Maite Nkoana-Mashabane remains one of President Jacob Zuma’s “untouchable” ministers, a close ally who is assured of her position in the event of any reshuffle. In social media parlance, she is Zuma’s “day one, to the moon and back” and holds the same position as when she joined the Cabinet in 2009. But this year saw her slip not once but at least three times, and fail to recover with the grace and poise of a seasoned diplomat.
The former high commissioner to Malaysia and India was unable to deflect a minor incident of being caught sleeping in Parliament by simply apologising and citing a heavy party and government schedule. But that was the least of her gaffes.
Ahead of a state visit to France, she failed to give a cogent response to the most obvious and topical question at the time, about the cataclysmic event that was Brexit. Her incoherent and clearly unbriefed response during a media briefing noted that “we don’t know about it; we saw it on TV”.
Then, in an interview with Al Jazeera, the Zuma acolyte attempted to defend another watershed event, this time Nenegate, and tied herself into knots trying to defend Zuma and the state of the ANC.
The reality is that much of what is accomplished in the international arena is out of Nkoana-Mashabane’s control: the country’s withdrawal from the International Criminal Court is driven by her justice ministry counterpart, Michael Masutha.
The changing patterns of international trade are a side effect of globalisation as well as the work of the trade and industry department, and the closure of some of her diplomatic missions is the result of the global economic situation as well as budget cuts.
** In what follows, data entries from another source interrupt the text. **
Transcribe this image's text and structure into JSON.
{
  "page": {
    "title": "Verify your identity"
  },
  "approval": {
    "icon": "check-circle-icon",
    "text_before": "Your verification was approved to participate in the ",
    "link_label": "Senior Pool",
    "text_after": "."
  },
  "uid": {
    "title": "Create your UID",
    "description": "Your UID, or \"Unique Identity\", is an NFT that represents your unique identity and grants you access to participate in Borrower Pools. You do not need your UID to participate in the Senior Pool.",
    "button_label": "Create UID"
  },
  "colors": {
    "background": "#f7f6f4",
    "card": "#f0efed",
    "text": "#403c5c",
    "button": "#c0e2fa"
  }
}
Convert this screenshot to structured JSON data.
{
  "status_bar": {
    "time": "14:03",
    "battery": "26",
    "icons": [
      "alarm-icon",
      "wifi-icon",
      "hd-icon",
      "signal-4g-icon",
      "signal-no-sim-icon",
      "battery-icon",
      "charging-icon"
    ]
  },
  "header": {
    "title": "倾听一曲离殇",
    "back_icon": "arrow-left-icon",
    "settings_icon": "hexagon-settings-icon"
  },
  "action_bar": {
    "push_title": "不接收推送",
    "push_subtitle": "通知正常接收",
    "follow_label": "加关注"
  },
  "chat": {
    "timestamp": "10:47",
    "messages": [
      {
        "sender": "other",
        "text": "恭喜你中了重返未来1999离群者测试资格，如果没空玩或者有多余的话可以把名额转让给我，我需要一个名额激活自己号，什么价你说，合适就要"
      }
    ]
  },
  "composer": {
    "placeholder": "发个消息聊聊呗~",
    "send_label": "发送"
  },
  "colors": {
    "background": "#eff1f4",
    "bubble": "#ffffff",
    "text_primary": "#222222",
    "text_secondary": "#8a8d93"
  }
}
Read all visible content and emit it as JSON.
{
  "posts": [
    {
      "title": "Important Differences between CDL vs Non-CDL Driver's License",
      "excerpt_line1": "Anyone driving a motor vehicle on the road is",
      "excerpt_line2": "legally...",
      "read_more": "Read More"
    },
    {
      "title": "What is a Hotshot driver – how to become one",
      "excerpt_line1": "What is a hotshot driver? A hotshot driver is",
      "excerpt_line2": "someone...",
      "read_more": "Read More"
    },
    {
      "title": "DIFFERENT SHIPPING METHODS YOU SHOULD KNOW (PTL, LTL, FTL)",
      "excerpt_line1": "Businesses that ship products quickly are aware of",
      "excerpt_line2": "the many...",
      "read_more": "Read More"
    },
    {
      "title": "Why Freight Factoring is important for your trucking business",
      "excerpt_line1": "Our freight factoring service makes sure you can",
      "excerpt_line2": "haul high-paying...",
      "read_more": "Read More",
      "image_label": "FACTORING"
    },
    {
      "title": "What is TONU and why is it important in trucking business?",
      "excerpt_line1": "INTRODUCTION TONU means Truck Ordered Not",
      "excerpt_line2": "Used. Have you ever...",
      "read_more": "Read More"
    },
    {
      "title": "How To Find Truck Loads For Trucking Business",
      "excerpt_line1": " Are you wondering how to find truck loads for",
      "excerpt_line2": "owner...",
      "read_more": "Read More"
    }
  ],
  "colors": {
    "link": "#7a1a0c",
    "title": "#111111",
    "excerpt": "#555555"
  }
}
South Africa continues to shape its international identity post-Nelson Mandela and the country retains much of its poise and clout. In the years ahead, Nkoana-Mashabane’s dexterity will be tested as South Africa balances its membership of Brics with demands from the European Union (minus Britain) as well as a United States that is leaning towards protectionism.
The minister will need to regain her composure and diplomatic skills to navigate these relationships.